Some people choose to downsize because they want to have a simpler or less stressful lifestyle. Others need to downsize because they have no choice but to cut back on expenses. Whether you are downsizing out of choice or necessity, it is a tricky and emotional ride.
The key to downsizing is to take it one step at a time. Make your immediate tasks small so that they can be completed and you will feel a sense of accomplishment. Be precise in your tasks, such as, “write a list of possible new locations.”
The dogs with the loudest bark are the ones that are most afraid.
– Norman Reedus
Bob and I are learning that part of apartment living is getting to know your neighbors … well sort of. We have been here for several months and know some people by sight, and have learned a name or two along the way. But we have met several dogs.
One of them is Skippy.
“Anything that costs you more hours of effort or worry that it brings you hours of enjoyment is a candidate for downsizing.”
– Jonathan Lockwood Huie
Many years ago, I was watching Barbra Streisand on TV. She was talking about selling personal items, as well as her exquisite home, all in the name of downsizing to simplify and clear her life.
But now, downsizing isn’t just for celebrities any more. Hey … we did it! Well, actually we had no choice.
Many things in our lives had changed since Bob was forced into early retirement. It sure would have been helpful to have some warning, so we could have made more fitting financial decisions. But when you expect to work until age 70, and are unexpectedly forced to retire at age 58, financial plans are sure to go awry. Had we had some warning, we would have made different financial decisions all along, but this was not the case.
“Whether you think you can, or you think you can’t–you’re right.”
– Henry Ford
This is Rocky. He has a survival story of his own to tell.
When our daughter Liane was 9 years old, our family took a trip to Cape Cod. It quickly became one of our favorite vacation spots. Rainy days there was even a game arcade that kept us all entertained, and dry. On one such visit, Liane won a stuffed white tiger from one of those infuriating machines that takes all your change before it throws a paltry stuffed animal your way. Of course, the tiger came home with us and spent several uneventful years in Liane’s room.
One day, Liane and I decided to weed through her overflowing collection of stuffed animals. Clearly, the black-striped white tiger had to go. He wasn’t particularly attractive, huggable, or lovable in any way. Into the black plastic garbage bag he went.
“The only thing to do with good advice is to pass it on. It is never of any use to oneself.”
– Oscar Wilde
My father wasn’t one to offer too much advice. He usually just worked hard, and quietly lived the family life. He was a chemical engineer, who was employed by the same engineering firm for about 35 years, until he retired at age 65. That’s how it was in the ‘50s, ‘60s and ‘70s. You worked for one company all your adult life, if you could.
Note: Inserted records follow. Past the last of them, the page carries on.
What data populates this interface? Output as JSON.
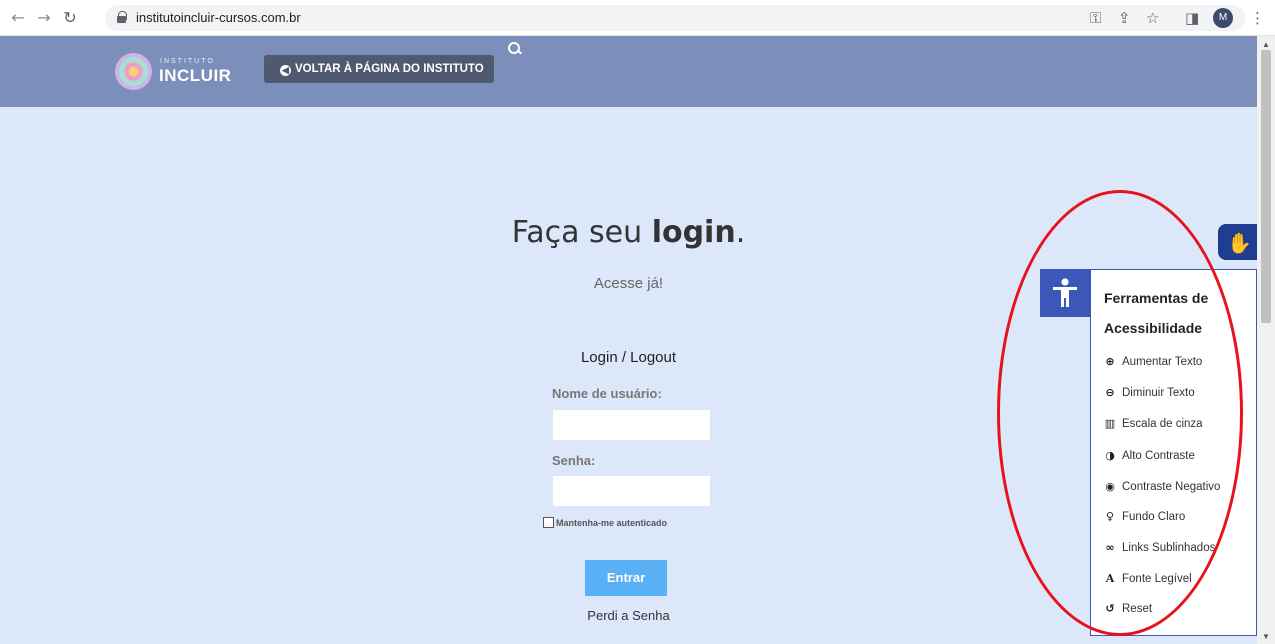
{
  "browser": {
    "url": "institutoincluir-cursos.com.br",
    "avatar_letter": "M"
  },
  "header": {
    "logo_small": "INSTITUTO",
    "logo_big": "INCLUIR",
    "back_button": "VOLTAR À PÁGINA DO INSTITUTO"
  },
  "login": {
    "title_prefix": "Faça seu ",
    "title_bold": "login",
    "title_suffix": ".",
    "subtitle": "Acesse já!",
    "form_heading": "Login / Logout",
    "username_label": "Nome de usuário:",
    "password_label": "Senha:",
    "remember_label": "Mantenha-me autenticado",
    "submit": "Entrar",
    "forgot": "Perdi a Senha"
  },
  "accessibility": {
    "title": "Ferramentas de Acessibilidade",
    "items": [
      {
        "icon": "zoom-in-icon",
        "glyph": "⊕",
        "label": "Aumentar Texto"
      },
      {
        "icon": "zoom-out-icon",
        "glyph": "⊖",
        "label": "Diminuir Texto"
      },
      {
        "icon": "barcode-icon",
        "glyph": "▥",
        "label": "Escala de cinza"
      },
      {
        "icon": "contrast-icon",
        "glyph": "◑",
        "label": "Alto Contraste"
      },
      {
        "icon": "eye-icon",
        "glyph": "◉",
        "label": "Contraste Negativo"
      },
      {
        "icon": "lightbulb-icon",
        "glyph": "♀",
        "label": "Fundo Claro"
      },
      {
        "icon": "link-icon",
        "glyph": "∞",
        "label": "Links Sublinhados"
      },
      {
        "icon": "font-icon",
        "glyph": "A",
        "label": "Fonte Legível"
      },
      {
        "icon": "reset-icon",
        "glyph": "↺",
        "label": "Reset"
      }
    ]
  },
  "colors": {
    "header_bg": "#7b8fba",
    "page_bg": "#dce8fa",
    "accent": "#3b57b8",
    "button": "#5ab0f5",
    "annotation": "#e8121c"
  }
}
Loyalty was a big plus to employers. Job-hopping was severely frowned upon by all; employers would see you as a person who was untrustworthy, as you might pick up and quit at any time.